While checking into his hotel room, Jim heard the loud voice say, “Take your money to the table to play 21. Place all of your money on one hand of 21.” Jim replied, “You’re nuts!” The loud voice said, “This is my command, obey me.”

Jim approached the blackjack table and placed his 2 million dollars on one hand of 21. The dealer dealt. Jim was dealt an ace and a seven. The dealer showed a six card.

Jim was relieved and was ready to take home his virtually inevitable winnings. But he heard the loud voice say, “Ask for another card.” Jim replied, “But I’ve got an 18 and the dealer is showing a six!” The voice replied even more loudly, “Ask for a card!”

Jim asked for a card, and the dealer gave him one – it was an ace! Jim was thrilled. It would be nearly impossible to beat 19.

Before Jim could even turn to leave, the voice said, “Take another card.” Jim replied, “Are you crazy? I’ve got a 19. I'm nearly unbeatable!” But, after a long pause, in obedience he asked for yet another card.

The dealer dealt him a second card – it was another ace! 20! Jim was about to pick up all his cards when the voice said, “Take another card!”

Jim wanted to disobey. This made no sense. The dealer couldn't beat him now.

But Jim was learning to trust. So he asked the dealer for one last card.

The dealer dealt him a third card – it was a third ace! 21! Jim was ecstatic.

And the loud voice exclaimed, “Un – be – lievable!!!”

Clare O said...

yeah, maybe it is because it's 1am here, but I don't get that joke. Oh dear.

I read your blog most everyday, when you update. Those 1 second visits from Perth are me checking to see if you've written again.

That divine/human thing gets me every time.

How do you think your argument would change if, say, he still knew, he still had his omniscience?

:) from Clare

Isaiah Kallman said...

Clare! Friend! I'm so happy to hear from you. It shouldn't surprise me that you have a weblog, but I am surprised that you regularly check mine.

I would say, if God still knew whether or not we'd choose to follow Him, I would feel sad. If I were not following Him, I'd think, "What? You made me and you knew I'd say no to you? That's like sending me an invitation to a party and intentionally putting the wrong address on it. Even if I wanted to show up, you made sure I wouldn't get there."

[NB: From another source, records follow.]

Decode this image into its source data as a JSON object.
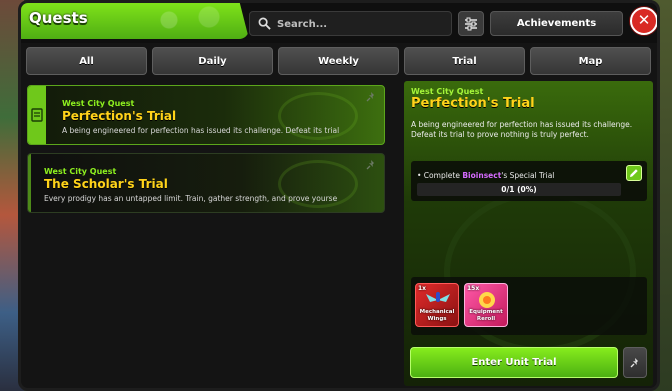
{
  "header": {
    "title": "Quests",
    "search_placeholder": "Search...",
    "achievements_label": "Achievements",
    "close_icon": "close-icon",
    "filter_icon": "sliders-icon"
  },
  "tabs": [
    {
      "label": "All"
    },
    {
      "label": "Daily"
    },
    {
      "label": "Weekly"
    },
    {
      "label": "Trial"
    },
    {
      "label": "Map"
    }
  ],
  "quests": [
    {
      "city": "West City Quest",
      "name": "Perfection's Trial",
      "description": "A being engineered for perfection has issued its challenge. Defeat its trial",
      "selected": true
    },
    {
      "city": "West City Quest",
      "name": "The Scholar's Trial",
      "description": "Every prodigy has an untapped limit. Train, gather strength, and prove yourse",
      "selected": false
    }
  ],
  "detail": {
    "city": "West City Quest",
    "name": "Perfection's Trial",
    "description": "A being engineered for perfection has issued its challenge. Defeat its trial to prove nothing is truly perfect.",
    "objective": {
      "prefix": "• Complete ",
      "highlight": "Bioinsect",
      "suffix": "'s Special Trial",
      "count": "0/1 (0%)",
      "progress": 0
    },
    "rewards": [
      {
        "qty": "1x",
        "name": "Mechanical Wings",
        "icon": "wings-icon"
      },
      {
        "qty": "15x",
        "name": "Equipment Reroll",
        "icon": "reroll-icon"
      }
    ],
    "enter_label": "Enter Unit Trial",
    "pin_icon": "pin-icon"
  },
  "colors": {
    "accent_green": "#6fc81b",
    "quest_title_yellow": "#ffd31a",
    "close_red": "#d92a24",
    "highlight_purple": "#d66bff"
  }
}
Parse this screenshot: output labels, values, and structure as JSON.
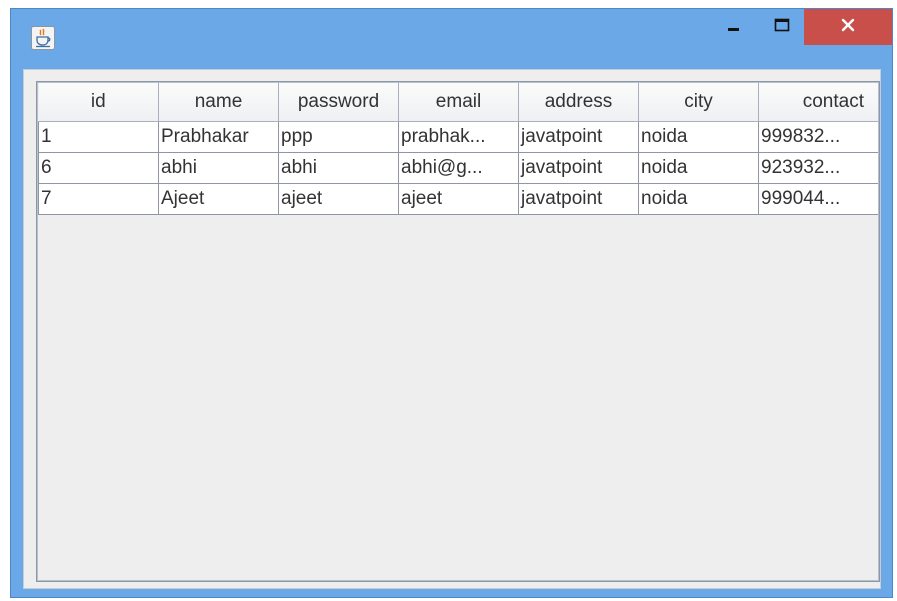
{
  "window": {
    "icon": "java-cup-icon",
    "controls": {
      "minimize_icon": "minimize-icon",
      "maximize_icon": "maximize-icon",
      "close_icon": "close-icon"
    },
    "colors": {
      "titlebar": "#6aa8e8",
      "close_button": "#c9504a",
      "client": "#eeeeee"
    }
  },
  "table": {
    "columns": [
      "id",
      "name",
      "password",
      "email",
      "address",
      "city",
      "contact"
    ],
    "rows": [
      [
        "1",
        "Prabhakar",
        "ppp",
        "prabhak...",
        "javatpoint",
        "noida",
        "999832..."
      ],
      [
        "6",
        "abhi",
        "abhi",
        "abhi@g...",
        "javatpoint",
        "noida",
        "923932..."
      ],
      [
        "7",
        "Ajeet",
        "ajeet",
        "ajeet",
        "javatpoint",
        "noida",
        "999044..."
      ]
    ]
  }
}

And If He created me, knowing I'd say yes, then I would feel like my parents had arranged a marriage I couldn't escape. I might learn to love the person I'm with, but it wouldn't have the love birthed out of risk or trials (what if He doesn't like me back? What if I screw it up? Do I even feel like going through with this anymore?). I'd prefer the love birthed out of relationship. And If I knew that I was merely predestined, I'm not sure I'd understand Grace. This marriage was arranged, I had no choice.

But God does still have omniscience, in the same way that Jesus was still fully God while here on earth. The limitations are temporarily self-imposed in order for the events to matter. What was Satan tempting Him with in the desert? To use the power and authority Jesus already had the right to use, but in order to fulfill the scriptures, He couldn't give in to temptation.

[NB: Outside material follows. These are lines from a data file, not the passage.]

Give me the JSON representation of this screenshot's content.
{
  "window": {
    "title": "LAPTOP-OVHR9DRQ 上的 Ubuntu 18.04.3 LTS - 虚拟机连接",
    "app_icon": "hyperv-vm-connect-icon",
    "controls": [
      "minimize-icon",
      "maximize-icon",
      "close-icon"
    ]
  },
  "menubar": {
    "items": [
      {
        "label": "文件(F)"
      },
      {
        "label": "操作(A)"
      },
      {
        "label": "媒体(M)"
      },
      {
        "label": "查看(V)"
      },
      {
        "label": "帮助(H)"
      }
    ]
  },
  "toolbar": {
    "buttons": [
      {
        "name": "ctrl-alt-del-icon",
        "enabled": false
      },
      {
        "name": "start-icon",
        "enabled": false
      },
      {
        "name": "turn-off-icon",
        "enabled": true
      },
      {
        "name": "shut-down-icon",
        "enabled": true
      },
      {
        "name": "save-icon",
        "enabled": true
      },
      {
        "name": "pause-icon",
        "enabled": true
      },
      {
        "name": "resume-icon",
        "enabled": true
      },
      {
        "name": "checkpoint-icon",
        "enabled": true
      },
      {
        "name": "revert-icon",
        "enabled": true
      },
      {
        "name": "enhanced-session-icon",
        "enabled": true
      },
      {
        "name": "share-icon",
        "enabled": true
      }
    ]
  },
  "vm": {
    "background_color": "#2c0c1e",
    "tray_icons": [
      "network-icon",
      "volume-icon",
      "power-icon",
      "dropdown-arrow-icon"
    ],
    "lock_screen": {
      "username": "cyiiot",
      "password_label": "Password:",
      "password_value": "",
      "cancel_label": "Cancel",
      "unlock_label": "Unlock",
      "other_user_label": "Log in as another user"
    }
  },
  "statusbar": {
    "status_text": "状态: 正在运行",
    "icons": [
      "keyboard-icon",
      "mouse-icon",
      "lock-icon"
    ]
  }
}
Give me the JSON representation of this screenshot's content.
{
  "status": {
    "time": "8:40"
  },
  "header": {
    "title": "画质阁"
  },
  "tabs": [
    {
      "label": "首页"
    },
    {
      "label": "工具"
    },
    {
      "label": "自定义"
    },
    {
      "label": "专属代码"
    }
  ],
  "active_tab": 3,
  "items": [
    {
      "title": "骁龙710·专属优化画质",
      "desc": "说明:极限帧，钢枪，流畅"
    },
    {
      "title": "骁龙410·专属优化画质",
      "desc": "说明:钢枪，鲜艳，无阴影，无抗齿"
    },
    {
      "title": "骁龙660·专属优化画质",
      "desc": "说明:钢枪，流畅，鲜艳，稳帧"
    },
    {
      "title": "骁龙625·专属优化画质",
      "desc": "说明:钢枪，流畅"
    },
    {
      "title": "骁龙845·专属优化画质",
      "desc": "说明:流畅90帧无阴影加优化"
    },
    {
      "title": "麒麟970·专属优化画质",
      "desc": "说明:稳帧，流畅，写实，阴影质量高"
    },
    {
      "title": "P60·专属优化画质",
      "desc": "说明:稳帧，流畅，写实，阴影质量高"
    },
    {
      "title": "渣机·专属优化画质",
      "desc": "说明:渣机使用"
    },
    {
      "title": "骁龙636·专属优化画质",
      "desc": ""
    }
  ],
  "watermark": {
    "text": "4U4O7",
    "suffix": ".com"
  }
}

This situation of God setting his omniscience aside in terms of knowing our choice in salvation is temporary. We will always have free will, but the conundrum of free will exists until Jesus returns or we go to Him. In Heaven, I think we'll still have the opportunity to sin. It's just that in the presence of God, we'll see sin for what it really is and the choice would look something like this: "Well, I guess I COULD cut off my leg. I have that choice. But why in the world would I?"

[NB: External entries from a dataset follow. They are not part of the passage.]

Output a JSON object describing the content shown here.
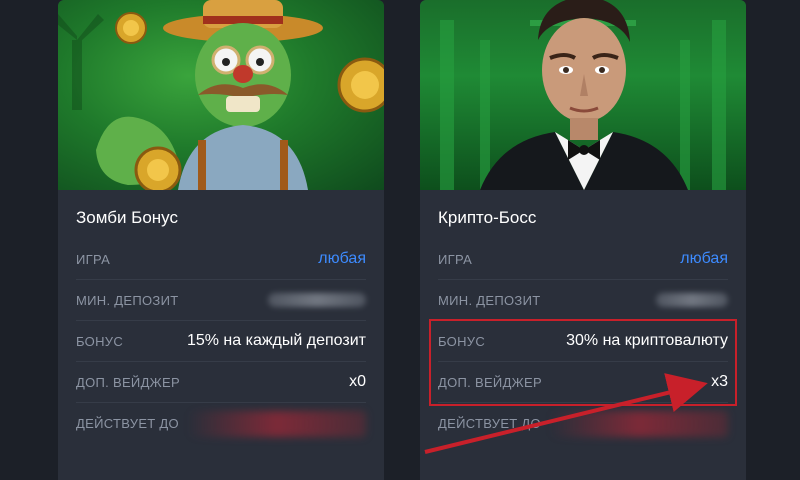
{
  "cards": [
    {
      "title": "Зомби Бонус",
      "image": "zombie-farmer-art",
      "rows": [
        {
          "label": "ИГРА",
          "value": "любая"
        },
        {
          "label": "МИН. ДЕПОЗИТ",
          "value": ""
        },
        {
          "label": "БОНУС",
          "value": "15% на каждый депозит"
        },
        {
          "label": "ДОП. ВЕЙДЖЕР",
          "value": "x0"
        },
        {
          "label": "ДЕЙСТВУЕТ ДО",
          "value": ""
        }
      ]
    },
    {
      "title": "Крипто-Босс",
      "image": "tuxedo-man-art",
      "rows": [
        {
          "label": "ИГРА",
          "value": "любая"
        },
        {
          "label": "МИН. ДЕПОЗИТ",
          "value": ""
        },
        {
          "label": "БОНУС",
          "value": "30% на криптовалюту"
        },
        {
          "label": "ДОП. ВЕЙДЖЕР",
          "value": "x3"
        },
        {
          "label": "ДЕЙСТВУЕТ ДО",
          "value": ""
        }
      ]
    }
  ],
  "colors": {
    "background": "#1c2028",
    "card": "#2a2f3a",
    "link": "#3d8bff",
    "highlight": "#c8202a"
  }
}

I hope that's a satisfactory answer to your question. I didn't even get out of bed before I wrote it because I was so excited when I read your comment. One of my roommates gave up waiting for me and brought a cup of coffee into my room.

And I think I'll like reading your posts about happiness. I've been under pressure the past few weeks and it can affect my mood. You'll get a better idea of what I mean when you read my next post.

BrotherJoshua said...

It is a comfort. I was just brought to question the nature of what happened. Even if a question is half-way rhetorical, you have to ask it, sometimes.